[Start of Attachment]

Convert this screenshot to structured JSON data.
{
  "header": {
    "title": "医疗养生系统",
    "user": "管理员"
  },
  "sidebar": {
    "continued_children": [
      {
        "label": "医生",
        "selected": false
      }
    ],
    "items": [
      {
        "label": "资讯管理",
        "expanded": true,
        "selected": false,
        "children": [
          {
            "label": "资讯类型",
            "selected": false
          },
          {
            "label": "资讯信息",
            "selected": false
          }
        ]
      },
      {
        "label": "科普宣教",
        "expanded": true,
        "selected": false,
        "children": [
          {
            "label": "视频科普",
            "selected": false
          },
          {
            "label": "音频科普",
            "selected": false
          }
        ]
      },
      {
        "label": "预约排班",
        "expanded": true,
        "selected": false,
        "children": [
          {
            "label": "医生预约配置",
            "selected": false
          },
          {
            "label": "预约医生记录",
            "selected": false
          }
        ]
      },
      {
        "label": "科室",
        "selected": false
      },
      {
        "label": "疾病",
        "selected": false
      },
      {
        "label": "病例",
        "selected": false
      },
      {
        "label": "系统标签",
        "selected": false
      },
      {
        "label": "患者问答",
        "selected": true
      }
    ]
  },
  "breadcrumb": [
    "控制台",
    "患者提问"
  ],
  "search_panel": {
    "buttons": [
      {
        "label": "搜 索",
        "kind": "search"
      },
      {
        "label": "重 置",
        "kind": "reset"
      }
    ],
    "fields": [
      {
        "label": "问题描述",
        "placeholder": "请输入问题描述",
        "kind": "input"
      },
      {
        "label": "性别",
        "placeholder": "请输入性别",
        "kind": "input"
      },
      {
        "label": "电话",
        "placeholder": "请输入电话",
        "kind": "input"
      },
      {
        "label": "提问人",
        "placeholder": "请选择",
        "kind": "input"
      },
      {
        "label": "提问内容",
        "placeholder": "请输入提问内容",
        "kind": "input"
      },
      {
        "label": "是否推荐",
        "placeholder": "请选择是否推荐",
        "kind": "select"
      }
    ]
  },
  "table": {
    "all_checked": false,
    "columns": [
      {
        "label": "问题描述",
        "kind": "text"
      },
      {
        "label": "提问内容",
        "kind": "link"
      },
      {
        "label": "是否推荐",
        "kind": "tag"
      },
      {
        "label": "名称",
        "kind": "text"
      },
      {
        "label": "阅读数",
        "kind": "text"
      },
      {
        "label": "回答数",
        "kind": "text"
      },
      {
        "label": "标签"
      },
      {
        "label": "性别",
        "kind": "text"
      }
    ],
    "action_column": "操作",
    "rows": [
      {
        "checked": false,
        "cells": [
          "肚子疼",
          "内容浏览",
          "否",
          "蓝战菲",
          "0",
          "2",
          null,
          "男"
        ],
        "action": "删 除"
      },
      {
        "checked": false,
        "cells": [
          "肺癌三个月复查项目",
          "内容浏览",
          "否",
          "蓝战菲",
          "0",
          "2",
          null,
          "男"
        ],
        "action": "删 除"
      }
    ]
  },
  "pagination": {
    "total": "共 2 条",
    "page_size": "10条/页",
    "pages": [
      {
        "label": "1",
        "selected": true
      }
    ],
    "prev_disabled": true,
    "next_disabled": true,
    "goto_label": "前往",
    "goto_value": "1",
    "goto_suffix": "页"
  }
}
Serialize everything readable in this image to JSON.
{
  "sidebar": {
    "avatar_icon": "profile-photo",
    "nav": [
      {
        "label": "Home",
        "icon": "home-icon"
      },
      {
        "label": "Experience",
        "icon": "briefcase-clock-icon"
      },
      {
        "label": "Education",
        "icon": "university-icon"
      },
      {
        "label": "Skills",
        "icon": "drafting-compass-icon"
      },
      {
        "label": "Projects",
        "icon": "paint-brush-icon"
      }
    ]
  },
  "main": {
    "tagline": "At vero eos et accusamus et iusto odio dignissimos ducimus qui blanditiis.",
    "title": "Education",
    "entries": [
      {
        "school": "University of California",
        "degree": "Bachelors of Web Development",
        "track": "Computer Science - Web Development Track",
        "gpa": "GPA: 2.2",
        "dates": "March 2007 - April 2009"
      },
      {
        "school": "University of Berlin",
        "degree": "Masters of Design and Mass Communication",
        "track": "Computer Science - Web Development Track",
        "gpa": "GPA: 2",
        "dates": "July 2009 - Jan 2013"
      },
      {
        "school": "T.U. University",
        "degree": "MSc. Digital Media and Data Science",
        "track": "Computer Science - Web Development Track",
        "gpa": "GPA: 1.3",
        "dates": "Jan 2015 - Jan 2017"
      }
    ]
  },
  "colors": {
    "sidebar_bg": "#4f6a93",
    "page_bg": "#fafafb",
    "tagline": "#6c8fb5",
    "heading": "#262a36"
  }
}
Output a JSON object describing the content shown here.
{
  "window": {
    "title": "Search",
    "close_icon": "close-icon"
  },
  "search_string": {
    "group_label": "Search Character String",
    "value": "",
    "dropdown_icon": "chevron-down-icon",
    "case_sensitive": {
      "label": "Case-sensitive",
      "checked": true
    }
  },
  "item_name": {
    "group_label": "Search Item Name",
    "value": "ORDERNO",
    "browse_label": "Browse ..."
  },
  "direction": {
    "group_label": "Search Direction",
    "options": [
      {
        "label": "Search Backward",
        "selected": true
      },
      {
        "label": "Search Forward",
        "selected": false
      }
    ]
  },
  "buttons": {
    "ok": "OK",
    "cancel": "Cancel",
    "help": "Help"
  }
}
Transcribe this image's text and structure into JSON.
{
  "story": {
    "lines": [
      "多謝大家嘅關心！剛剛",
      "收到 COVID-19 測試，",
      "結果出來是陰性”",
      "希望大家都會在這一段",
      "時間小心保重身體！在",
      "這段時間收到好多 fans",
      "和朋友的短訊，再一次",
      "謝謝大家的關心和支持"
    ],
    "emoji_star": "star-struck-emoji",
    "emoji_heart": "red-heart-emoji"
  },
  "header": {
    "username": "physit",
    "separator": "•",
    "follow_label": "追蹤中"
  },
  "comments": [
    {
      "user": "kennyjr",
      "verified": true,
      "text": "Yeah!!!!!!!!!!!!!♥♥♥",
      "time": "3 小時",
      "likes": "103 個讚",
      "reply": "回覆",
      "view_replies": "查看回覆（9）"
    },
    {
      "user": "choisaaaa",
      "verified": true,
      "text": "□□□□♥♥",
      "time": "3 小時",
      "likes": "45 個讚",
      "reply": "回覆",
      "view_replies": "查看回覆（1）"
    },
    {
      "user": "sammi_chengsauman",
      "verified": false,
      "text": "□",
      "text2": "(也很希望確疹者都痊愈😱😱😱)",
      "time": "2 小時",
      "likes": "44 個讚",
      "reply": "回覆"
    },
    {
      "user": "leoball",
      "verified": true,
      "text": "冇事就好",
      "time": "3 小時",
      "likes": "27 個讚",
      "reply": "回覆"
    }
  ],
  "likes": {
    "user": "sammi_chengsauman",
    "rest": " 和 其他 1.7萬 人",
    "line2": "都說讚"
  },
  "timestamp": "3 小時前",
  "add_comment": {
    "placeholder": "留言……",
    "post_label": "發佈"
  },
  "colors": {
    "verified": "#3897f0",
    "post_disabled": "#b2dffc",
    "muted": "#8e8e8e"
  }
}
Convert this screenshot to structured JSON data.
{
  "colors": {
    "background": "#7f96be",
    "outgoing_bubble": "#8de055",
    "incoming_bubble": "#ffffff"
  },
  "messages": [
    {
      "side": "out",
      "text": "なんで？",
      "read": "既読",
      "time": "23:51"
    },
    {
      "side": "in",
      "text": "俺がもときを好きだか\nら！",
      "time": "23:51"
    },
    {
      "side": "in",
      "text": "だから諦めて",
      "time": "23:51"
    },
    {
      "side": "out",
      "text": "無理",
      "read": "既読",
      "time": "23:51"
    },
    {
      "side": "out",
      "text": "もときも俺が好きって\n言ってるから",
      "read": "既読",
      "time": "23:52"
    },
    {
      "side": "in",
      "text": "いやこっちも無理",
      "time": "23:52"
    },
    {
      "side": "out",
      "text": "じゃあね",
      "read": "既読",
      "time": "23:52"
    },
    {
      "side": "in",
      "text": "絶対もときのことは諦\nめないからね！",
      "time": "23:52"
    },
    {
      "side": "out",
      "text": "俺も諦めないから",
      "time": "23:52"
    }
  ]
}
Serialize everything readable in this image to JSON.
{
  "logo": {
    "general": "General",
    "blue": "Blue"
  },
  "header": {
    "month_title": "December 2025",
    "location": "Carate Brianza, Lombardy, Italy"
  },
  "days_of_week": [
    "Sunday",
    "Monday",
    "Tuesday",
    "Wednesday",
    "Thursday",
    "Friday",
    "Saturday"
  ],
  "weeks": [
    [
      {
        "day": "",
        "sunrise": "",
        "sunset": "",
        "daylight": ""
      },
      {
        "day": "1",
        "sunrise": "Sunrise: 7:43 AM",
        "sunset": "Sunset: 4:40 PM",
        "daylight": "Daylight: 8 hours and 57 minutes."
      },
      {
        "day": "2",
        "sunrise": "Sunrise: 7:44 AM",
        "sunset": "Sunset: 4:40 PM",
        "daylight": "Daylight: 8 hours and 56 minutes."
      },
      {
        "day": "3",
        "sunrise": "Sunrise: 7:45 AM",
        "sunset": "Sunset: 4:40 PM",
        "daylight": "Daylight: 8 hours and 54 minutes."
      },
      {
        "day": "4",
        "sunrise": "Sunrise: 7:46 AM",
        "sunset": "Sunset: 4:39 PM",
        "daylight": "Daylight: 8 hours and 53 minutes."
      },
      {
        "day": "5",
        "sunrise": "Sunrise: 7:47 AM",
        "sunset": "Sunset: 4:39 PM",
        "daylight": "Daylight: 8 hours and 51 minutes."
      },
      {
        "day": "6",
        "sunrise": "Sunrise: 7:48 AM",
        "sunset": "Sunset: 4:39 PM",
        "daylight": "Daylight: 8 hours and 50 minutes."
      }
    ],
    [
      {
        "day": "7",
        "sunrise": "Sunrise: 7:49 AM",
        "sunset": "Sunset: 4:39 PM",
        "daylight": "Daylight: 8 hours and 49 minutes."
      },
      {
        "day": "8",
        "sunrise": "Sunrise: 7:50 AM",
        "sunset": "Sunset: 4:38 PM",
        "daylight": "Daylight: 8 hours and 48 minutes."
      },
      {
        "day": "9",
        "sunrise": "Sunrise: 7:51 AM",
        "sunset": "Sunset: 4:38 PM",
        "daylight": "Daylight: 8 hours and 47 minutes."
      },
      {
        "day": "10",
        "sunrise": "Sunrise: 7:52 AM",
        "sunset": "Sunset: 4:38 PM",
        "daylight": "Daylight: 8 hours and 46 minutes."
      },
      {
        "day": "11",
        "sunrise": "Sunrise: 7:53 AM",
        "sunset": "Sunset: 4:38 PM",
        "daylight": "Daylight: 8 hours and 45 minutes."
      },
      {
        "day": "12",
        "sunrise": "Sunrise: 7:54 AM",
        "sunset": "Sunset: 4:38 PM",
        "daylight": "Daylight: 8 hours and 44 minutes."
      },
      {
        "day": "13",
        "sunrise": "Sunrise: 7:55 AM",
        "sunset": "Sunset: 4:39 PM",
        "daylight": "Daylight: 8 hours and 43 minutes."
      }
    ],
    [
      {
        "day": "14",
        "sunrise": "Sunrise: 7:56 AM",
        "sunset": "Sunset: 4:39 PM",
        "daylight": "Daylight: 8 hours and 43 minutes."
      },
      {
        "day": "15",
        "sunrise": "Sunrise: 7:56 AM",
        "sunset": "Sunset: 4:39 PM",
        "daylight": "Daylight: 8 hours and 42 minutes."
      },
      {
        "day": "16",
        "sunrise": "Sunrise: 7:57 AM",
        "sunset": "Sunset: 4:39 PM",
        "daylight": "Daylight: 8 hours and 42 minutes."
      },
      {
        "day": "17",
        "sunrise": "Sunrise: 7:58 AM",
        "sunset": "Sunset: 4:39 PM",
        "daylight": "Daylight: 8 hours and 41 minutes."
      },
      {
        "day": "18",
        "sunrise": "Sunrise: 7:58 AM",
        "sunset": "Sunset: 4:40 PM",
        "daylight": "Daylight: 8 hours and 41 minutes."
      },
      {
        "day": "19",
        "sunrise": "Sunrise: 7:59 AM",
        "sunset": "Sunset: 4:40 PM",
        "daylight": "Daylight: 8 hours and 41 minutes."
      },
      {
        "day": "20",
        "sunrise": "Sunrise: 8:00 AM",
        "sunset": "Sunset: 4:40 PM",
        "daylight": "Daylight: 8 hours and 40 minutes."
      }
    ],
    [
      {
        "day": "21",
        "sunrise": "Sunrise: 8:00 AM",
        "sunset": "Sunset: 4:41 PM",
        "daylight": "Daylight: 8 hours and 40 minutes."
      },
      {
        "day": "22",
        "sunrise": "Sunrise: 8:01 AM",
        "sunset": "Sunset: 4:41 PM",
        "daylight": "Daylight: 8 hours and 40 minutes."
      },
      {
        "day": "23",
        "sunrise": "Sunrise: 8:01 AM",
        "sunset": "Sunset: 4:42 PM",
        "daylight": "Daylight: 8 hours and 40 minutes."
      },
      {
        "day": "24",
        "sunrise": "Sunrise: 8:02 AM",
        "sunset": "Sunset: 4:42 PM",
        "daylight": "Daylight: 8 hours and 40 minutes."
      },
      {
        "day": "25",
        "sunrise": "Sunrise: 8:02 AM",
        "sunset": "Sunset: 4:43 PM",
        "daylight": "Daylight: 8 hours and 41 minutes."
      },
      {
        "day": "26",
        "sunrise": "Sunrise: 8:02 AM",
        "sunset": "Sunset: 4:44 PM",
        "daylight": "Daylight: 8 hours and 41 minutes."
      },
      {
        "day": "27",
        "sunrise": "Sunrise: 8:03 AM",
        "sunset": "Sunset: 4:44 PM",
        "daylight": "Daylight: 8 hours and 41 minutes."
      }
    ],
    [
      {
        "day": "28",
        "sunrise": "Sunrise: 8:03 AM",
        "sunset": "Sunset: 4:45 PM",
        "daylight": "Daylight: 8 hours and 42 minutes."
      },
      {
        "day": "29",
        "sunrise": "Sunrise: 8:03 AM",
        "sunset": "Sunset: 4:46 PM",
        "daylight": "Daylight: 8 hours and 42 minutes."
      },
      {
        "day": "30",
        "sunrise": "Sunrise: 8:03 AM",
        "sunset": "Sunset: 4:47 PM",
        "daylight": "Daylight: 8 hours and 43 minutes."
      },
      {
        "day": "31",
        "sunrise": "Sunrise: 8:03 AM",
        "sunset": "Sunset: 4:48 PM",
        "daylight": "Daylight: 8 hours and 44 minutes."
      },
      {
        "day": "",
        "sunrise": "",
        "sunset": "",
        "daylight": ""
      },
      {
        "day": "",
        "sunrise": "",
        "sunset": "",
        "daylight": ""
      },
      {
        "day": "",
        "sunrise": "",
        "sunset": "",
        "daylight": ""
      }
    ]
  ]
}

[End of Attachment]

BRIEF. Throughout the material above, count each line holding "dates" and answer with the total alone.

TASK SOLUTION. 3